So when they came to me this year, I brought in kid number three (now 11) and laid down some ground rules: your characters have to be “good,” and they have to work together. I showed them my vast catalog of RPGs and suggested a few (Pendragon, Star Trek, and Legend of the Five Rings got the most attention), but they wanted to play Rifts again because they already knew it and enjoyed it from the year before. I talked them into Savage Rifts because I love the new ruleset, and then we worked on figuring out a story and style for the campaign: if you don’t put some constraints on Rifts, it gets out of hand really quickly. We eventually settled on a Battle Royale-style game, based on my son’s obsession with PUBG, which in Rifts terms became this: the characters are captured by the Splugorth and forced to survive on an island full of enemies.

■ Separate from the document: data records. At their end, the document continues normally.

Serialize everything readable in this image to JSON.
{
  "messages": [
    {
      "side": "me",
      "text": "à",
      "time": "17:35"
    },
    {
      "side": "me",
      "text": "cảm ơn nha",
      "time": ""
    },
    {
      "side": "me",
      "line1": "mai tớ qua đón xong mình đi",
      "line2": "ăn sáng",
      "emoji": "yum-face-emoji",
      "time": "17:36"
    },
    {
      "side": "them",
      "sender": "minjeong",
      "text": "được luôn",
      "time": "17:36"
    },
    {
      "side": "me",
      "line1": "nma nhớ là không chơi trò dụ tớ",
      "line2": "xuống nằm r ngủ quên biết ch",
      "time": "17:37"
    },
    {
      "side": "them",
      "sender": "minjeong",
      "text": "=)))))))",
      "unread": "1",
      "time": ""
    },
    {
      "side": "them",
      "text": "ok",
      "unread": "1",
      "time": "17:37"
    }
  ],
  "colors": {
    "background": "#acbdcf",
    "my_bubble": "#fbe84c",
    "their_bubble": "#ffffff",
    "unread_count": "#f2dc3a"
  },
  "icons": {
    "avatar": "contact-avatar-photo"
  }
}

Because they are more savvy storytellers now than they used to be, they talked me into one concession on the “everybody’s already friends” rule: Kid 2 and Kid 3 are buddies, having fought together as gladiators for a while, and then Kid 1 would come in as an outsider who would learn to work with them. So far it’s working out pretty well, though Kid 2 (the car-thrower, now 14) was a little disappointed to learn that I was actually planning a story full of people to talk to, instead of just a pure PUBG-style “kill everyone on sight.” It was a rough transition, but it only took a couple of funny NPCs to convince him that talking to these people can be worth the trouble.

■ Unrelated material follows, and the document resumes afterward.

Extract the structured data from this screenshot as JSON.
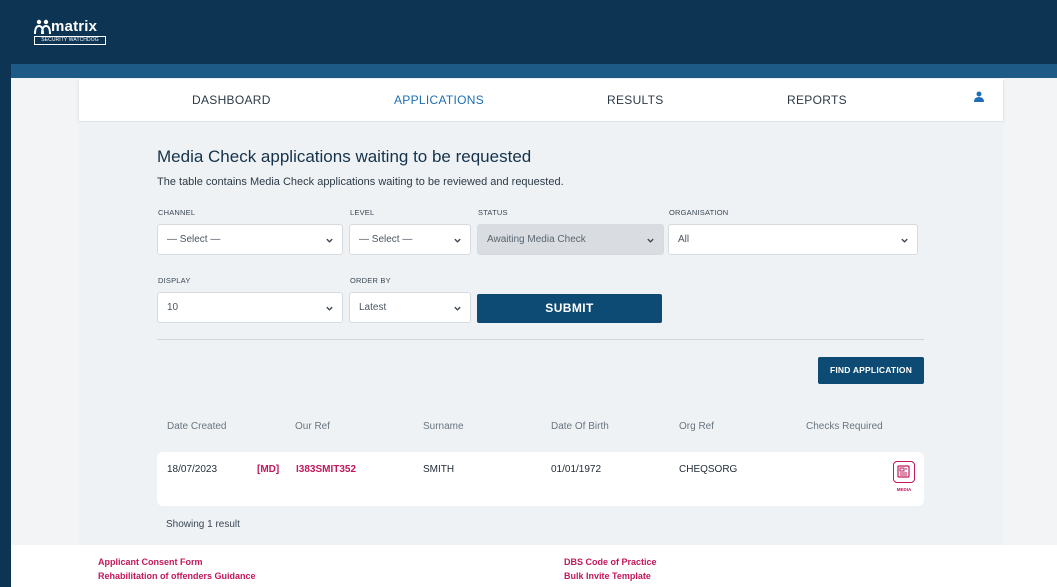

Rifts being what it is, the characters are bizarre: Kid 3 is a fairly typical fantasy elf, like a female Legolas, but she relishes her role as the long-range sniper and is usually more than happy to perch in a tree or on a roof and wait for Kid 2 to signal her to put an arrow in something. Kid 2 is still mostly a powergamer, obsessed with being super good at everything, though this time I was able to convince him that it would be more interesting to be an investigator than a heavy combat monster, so he’s a cybernetic cat-man who’s half Indiana Jones and half Bruce Wayne (so, obviously, still uber-competent, but at least he’s starting to find non-violent solutions to problems). Kid 3 is a Mystic, which is a Rifts character with minor psychic and magic powers; because I am weird, I convinced her that all of her magic powers should be based around hair, so for example her Bolt power is just a lock of hair that stretches out and punches somebody int he face, and her Blind power just covers somebody’s eyes with hair.

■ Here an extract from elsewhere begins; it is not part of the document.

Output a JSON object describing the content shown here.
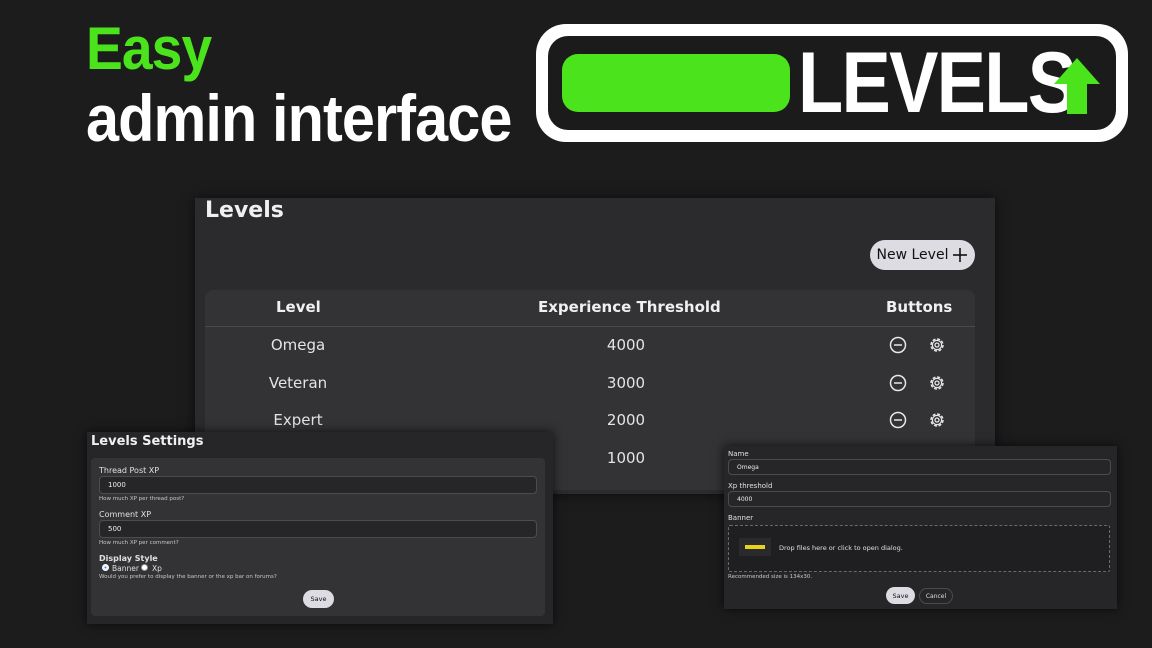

So far, all they’ve done is meet each other, land on the island, and explore a couple of buildings. They’ve faced a couple of enemies, and made a couple of friends, and they’ve received a secret message from one of the people who captured them who may or may not be trying to help them. They don’t yet know why they’re here or how to escape, but they’re having fun and they’re actually playing as characters, and it’s a blast. Kid 1, who has an active social life, only wanted to play every second or third week because she didn’t want to be stuck at home every Sunday night, but so far we’ve played every week because they love it so much.

Roleplaying is one of my favorite things, and if you want to make me happy, “Hey dad, please GM a game for us” is one of the easiest ways to do it. I’ll post updates as the campaign continues, and we’ll see what shenanigans they get up to.